Zoning was barely alone in perpetuating these trends, served alongside as it was by prejudiced owners, restrictive racial covenants, and a raft of federal interventions made to segregate American lifestyle. But many thanks to additional analyses by Trounstine, we know that zoning played an significant job. Take into consideration the dissimilarities between early and late adopters of zoning. In 1900, metropolitan areas that would go on to be enthusiastic early adopters of zoning had marginally significantly less racial segregation than those people that would hold out on zoning. But by 1970, cities that had adopted zoning before 1930 exhibited prices of segregation in excess of 25 percent better than cities that would adopt zoning later on, even managing for a variety of most likely confounding things.

Many thanks to new exploration in this room, we know with some certainty which certain zoning principles push racial segregation. In accordance to a single paper, growing the zoned density of an spot by one particular unit per acre is connected with a .50 % maximize in Hispanics and a .38 p.c enhance in Blacks as a share of the population. This influence is even a lot more pronounced with use regulation: only making it possible for residences on a block — unusual in most zoned metropolitan areas — is linked with a 5.77 percent boost in the community Hispanic populace and a 3.36 % enhance in the local Black populace.

Without a doubt, related developments can progressively be noticed in renter segregation — a useful proxy for financial segregation — which elevated at twice the amount among the early zoning adopters. Although racial segregation has a bit abated thanks to robust federal plan interventions, economic segregation has only deepened around the previous fifty percent-century.

Zoning reserves the ideal elements of each town for an elite number of — not only the greatest housing, but also generally the ideal college districts, the very best general public products and services, and the ideal accessibility to positions. And it displays up in the info, with essential high quality of daily life metrics like lifestyle expectancy, lifetime earnings, and academic attainment different drastically from neighborhood to neighborhood and suburb to suburb. Zoning systematically locks our most susceptible populations out of those people neighborhoods and suburbs in which they would be greatest positioned to come across option, both of those for on their own and for their small children. If we are serious about tackling inequality, we should critically reevaluate the way we regulate land.
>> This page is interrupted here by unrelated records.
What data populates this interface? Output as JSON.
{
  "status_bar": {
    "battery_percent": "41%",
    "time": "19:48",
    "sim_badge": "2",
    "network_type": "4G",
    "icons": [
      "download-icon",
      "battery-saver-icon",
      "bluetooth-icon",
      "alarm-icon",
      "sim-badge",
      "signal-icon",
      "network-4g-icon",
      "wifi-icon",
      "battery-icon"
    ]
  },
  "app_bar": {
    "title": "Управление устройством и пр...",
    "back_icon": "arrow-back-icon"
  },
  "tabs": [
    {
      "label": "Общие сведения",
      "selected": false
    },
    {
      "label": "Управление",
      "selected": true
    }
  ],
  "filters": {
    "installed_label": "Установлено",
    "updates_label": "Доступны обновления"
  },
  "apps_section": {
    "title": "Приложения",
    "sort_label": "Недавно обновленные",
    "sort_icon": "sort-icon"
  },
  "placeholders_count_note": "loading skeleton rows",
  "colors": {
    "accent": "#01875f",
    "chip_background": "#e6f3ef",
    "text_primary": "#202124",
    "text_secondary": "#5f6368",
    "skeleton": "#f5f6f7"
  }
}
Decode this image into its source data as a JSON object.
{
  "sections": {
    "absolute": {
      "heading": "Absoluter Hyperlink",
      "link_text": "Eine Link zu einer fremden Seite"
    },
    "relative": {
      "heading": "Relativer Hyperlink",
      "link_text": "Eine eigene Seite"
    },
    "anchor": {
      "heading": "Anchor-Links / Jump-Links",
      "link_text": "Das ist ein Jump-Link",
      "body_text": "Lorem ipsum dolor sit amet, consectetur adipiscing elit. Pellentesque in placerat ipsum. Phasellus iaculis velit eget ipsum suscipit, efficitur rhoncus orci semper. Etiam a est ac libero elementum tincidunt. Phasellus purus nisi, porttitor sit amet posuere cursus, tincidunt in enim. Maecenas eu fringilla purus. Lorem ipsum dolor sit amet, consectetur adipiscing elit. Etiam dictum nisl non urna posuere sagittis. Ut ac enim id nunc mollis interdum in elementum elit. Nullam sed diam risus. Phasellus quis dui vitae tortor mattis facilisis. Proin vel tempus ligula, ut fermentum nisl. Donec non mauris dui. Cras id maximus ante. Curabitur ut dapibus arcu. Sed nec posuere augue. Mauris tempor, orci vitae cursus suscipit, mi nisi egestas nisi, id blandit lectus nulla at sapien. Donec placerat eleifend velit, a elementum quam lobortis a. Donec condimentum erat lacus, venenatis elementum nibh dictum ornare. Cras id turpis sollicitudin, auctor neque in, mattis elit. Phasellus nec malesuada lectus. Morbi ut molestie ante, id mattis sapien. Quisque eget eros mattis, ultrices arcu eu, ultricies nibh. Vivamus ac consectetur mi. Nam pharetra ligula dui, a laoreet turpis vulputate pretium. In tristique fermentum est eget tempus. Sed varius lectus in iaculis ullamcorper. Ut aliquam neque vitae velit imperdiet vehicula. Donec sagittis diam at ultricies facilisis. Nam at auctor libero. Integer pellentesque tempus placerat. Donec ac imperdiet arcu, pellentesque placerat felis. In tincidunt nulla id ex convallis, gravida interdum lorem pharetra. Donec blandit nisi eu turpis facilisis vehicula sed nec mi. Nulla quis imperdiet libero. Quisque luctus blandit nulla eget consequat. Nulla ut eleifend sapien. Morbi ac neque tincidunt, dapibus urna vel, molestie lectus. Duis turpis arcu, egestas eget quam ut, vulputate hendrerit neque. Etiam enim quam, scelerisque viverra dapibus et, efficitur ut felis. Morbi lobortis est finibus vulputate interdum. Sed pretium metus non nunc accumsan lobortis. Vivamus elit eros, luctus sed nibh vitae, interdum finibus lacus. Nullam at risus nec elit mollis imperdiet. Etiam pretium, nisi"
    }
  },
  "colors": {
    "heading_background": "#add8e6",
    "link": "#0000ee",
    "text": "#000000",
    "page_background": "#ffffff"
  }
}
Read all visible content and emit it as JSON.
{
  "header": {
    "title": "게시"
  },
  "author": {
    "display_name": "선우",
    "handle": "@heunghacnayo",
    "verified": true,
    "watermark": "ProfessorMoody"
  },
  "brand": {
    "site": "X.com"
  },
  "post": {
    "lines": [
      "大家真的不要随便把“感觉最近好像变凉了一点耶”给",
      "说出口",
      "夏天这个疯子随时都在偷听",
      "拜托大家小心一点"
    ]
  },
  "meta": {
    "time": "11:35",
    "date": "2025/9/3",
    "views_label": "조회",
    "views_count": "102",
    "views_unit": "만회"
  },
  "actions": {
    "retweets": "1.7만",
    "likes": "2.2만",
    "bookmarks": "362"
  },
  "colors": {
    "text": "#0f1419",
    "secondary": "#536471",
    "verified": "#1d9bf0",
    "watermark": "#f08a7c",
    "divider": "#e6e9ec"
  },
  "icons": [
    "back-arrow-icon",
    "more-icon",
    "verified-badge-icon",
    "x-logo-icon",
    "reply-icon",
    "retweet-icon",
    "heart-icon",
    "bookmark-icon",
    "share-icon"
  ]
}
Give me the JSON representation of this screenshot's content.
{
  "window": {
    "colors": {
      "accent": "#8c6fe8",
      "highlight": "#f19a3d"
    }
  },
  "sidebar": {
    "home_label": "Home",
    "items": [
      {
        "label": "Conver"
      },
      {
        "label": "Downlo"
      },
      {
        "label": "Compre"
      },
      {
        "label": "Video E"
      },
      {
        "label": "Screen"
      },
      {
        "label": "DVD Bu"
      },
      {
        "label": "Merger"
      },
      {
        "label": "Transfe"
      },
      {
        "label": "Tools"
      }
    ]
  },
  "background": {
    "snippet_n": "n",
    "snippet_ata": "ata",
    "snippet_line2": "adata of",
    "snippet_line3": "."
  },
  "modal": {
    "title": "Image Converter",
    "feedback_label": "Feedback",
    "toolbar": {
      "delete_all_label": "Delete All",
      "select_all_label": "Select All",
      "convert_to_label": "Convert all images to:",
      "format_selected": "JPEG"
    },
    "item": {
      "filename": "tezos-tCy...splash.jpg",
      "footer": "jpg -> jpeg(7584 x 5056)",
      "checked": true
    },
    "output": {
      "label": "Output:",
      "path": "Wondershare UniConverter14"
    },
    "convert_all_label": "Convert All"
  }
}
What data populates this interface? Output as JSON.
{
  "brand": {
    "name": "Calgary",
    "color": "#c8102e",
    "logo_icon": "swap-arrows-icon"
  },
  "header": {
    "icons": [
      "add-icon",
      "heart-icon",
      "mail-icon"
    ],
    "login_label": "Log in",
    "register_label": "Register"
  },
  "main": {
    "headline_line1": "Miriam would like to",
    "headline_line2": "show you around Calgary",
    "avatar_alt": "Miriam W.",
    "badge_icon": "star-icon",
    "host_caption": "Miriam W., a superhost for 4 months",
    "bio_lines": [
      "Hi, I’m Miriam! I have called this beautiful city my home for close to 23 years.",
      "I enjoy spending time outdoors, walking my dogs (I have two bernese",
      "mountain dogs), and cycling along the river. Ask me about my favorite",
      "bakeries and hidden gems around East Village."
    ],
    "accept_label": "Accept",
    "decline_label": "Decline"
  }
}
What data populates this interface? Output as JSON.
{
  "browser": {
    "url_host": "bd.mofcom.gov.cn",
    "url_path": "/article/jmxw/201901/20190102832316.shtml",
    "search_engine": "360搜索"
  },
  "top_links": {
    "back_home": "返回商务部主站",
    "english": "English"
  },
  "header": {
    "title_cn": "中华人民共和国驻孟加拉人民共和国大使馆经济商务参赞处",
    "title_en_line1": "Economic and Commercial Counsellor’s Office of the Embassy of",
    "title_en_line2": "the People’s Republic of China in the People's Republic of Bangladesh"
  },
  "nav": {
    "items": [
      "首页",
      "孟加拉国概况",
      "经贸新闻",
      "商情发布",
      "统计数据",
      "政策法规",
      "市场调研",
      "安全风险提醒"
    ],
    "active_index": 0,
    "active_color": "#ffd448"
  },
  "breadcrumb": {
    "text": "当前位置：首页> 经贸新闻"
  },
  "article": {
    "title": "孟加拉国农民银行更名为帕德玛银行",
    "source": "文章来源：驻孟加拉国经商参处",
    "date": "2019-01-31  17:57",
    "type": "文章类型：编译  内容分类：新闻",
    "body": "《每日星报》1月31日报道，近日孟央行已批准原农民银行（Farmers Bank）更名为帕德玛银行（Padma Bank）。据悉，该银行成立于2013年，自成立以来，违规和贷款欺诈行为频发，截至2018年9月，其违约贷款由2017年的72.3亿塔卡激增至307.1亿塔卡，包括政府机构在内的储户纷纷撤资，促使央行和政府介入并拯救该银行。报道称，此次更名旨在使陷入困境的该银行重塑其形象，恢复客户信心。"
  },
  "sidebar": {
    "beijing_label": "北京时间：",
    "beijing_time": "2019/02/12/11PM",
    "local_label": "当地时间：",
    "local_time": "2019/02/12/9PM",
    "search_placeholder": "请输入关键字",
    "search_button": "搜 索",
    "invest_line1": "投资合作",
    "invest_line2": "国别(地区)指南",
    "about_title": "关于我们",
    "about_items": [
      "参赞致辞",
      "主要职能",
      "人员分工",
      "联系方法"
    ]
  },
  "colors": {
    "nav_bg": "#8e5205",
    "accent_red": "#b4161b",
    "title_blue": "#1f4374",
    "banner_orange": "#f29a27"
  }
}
Tailored from “Arbitrary Traces: How Zoning Broke the American Metropolis and How to Resolve It,” by M. Nolan Gray. Copyright © 2022 M. Nolan Grey. Reproduced by authorization of Island Push, Washington, D.C.

M. Nolan Grey is a experienced city planner and an skilled in urban land-use regulation. He is presently finishing a Ph.D. in city preparing at the University of California, Los Angeles. Grey previously labored on the front lines of zoning as a planner in New York Metropolis. He now serves as an Affiliated Scholar with the Mercatus Heart at George Mason College, where he advises state and local policymakers on land-use policy. Gray is a contributor to Market place Urbanism and a extensively printed author, with do the job showing up in outlets this kind of as The AtlanticBloomberg Citylab, and The Guardian. He lives in Los Angeles, California and is originally from Lexington, Kentucky.